Wherever a line of the records contains "사이트가", copy that line.

(Records excerpted from a collection)
--- START ---
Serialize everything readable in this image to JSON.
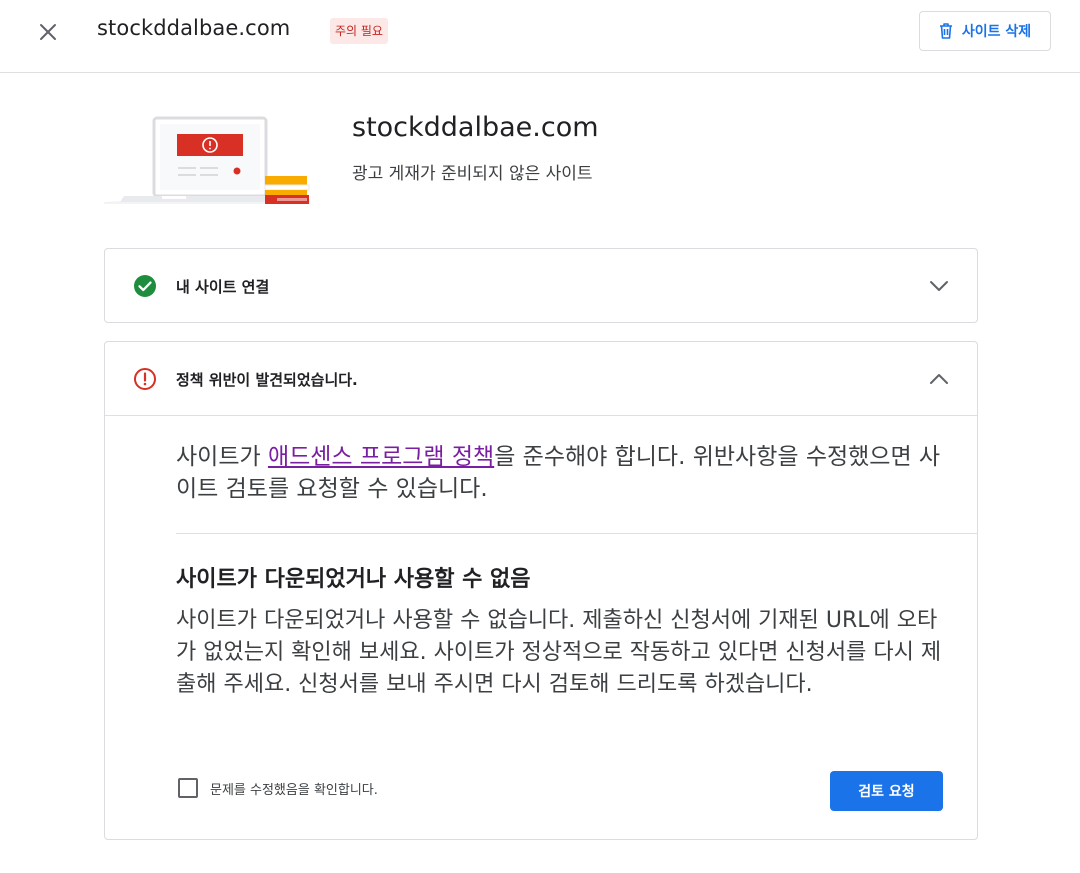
{
  "header": {
    "close_icon": "close-icon",
    "site_name": "stockddalbae.com",
    "status_badge": "주의 필요",
    "delete_button": {
      "icon": "trash-icon",
      "label": "사이트 삭제"
    }
  },
  "site": {
    "illustration": "laptop-warning-illustration",
    "name": "stockddalbae.com",
    "status": "광고 게재가 준비되지 않은 사이트"
  },
  "sections": {
    "connect": {
      "icon": "check-circle-icon",
      "title": "내 사이트 연결",
      "expanded": false
    },
    "policy": {
      "icon": "error-circle-icon",
      "title": "정책 위반이 발견되었습니다.",
      "expanded": true,
      "intro_before": "사이트가 ",
      "intro_link": "애드센스 프로그램 정책",
      "intro_after": "을 준수해야 합니다. 위반사항을 수정했으면 사이트 검토를 요청할 수 있습니다.",
      "issue_title": "사이트가 다운되었거나 사용할 수 없음",
      "issue_body": "사이트가 다운되었거나 사용할 수 없습니다. 제출하신 신청서에 기재된 URL에 오타가 없었는지 확인해 보세요. 사이트가 정상적으로 작동하고 있다면 신청서를 다시 제출해 주세요. 신청서를 보내 주시면 다시 검토해 드리도록 하겠습니다.",
      "confirm_label": "문제를 수정했음을 확인합니다.",
      "confirm_checked": false,
      "review_button": "검토 요청"
    }
  },
  "colors": {
    "primary": "#1a73e8",
    "success": "#1e8e3e",
    "error": "#d93025",
    "badge_bg": "#fce8e6",
    "link_visited": "#7b1fa2"
  }
}
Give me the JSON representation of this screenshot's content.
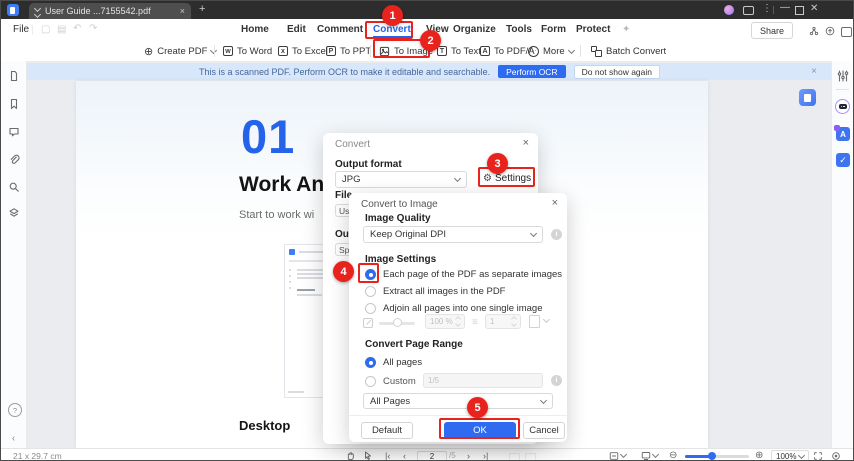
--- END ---
== Output for this task ==
      "intro_before": "사이트가 ",
      "issue_title": "사이트가 다운되었거나 사용할 수 없음",
      "issue_body": "사이트가 다운되었거나 사용할 수 없습니다. 제출하신 신청서에 기재된 URL에 오타가 없었는지 확인해 보세요. 사이트가 정상적으로 작동하고 있다면 신청서를 다시 제출해 주세요. 신청서를 보내 주시면 다시 검토해 드리도록 하겠습니다.",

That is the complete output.